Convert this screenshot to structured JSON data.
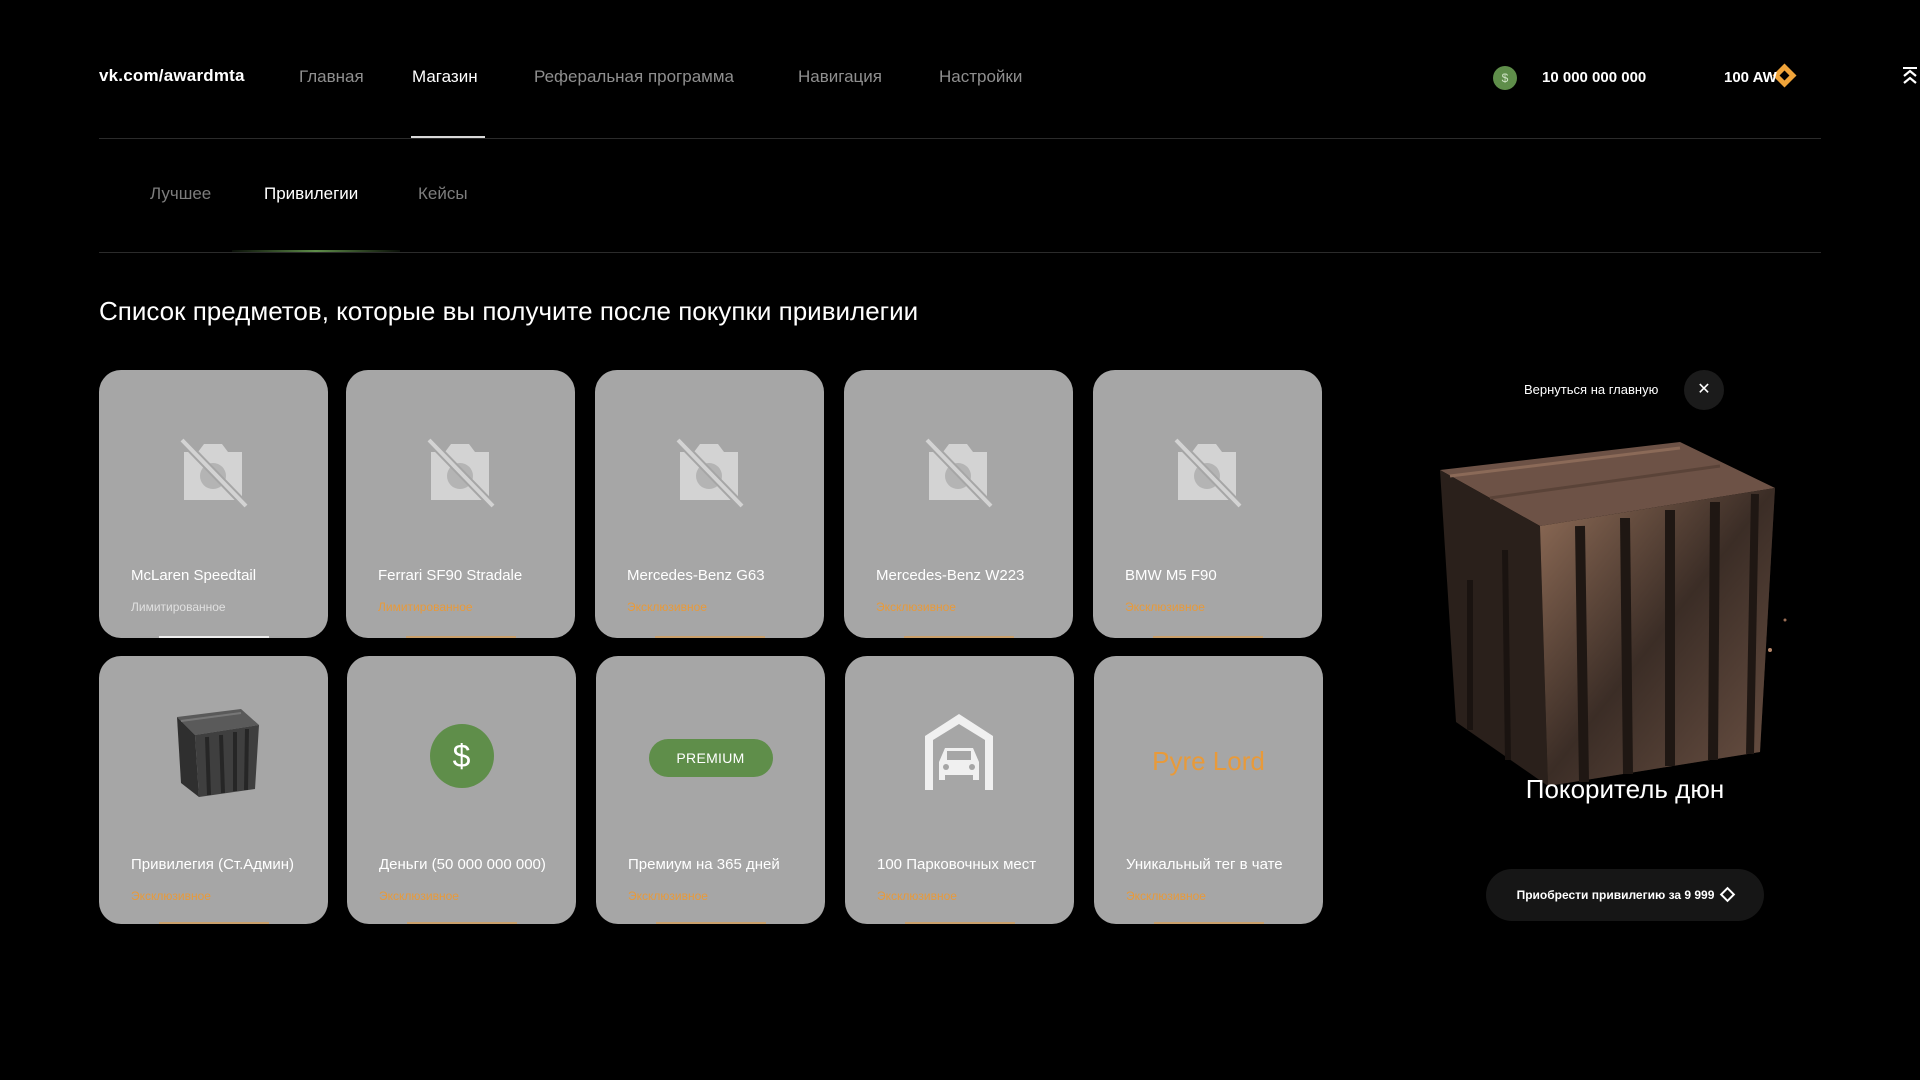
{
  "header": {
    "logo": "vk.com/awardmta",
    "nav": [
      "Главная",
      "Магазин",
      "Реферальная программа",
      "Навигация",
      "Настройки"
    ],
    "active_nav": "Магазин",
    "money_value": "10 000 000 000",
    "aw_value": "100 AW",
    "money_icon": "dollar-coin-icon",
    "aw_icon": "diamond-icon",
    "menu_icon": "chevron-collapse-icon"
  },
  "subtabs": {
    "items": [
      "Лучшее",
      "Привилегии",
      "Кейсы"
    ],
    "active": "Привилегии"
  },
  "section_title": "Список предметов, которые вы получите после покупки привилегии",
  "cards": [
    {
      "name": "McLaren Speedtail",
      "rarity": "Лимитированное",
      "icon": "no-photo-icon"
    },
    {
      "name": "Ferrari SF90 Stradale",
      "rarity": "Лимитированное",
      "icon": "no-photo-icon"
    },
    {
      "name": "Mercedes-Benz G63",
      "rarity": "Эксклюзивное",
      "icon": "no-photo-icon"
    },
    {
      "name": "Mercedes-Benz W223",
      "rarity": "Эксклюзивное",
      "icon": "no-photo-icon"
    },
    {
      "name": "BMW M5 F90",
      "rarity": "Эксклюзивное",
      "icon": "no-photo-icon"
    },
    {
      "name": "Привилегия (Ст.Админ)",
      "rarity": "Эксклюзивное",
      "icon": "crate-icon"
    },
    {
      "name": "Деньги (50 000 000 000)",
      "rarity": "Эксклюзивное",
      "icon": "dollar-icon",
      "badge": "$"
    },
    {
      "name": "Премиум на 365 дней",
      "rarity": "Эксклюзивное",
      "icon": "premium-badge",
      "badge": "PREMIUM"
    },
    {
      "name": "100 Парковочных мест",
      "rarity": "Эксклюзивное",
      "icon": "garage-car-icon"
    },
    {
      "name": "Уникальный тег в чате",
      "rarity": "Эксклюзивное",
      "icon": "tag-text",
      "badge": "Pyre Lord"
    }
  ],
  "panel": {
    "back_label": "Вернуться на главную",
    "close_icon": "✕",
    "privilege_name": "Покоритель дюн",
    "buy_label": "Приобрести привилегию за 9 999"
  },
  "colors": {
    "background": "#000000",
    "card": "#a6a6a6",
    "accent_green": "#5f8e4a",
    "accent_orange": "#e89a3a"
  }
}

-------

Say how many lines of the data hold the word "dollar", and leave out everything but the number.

2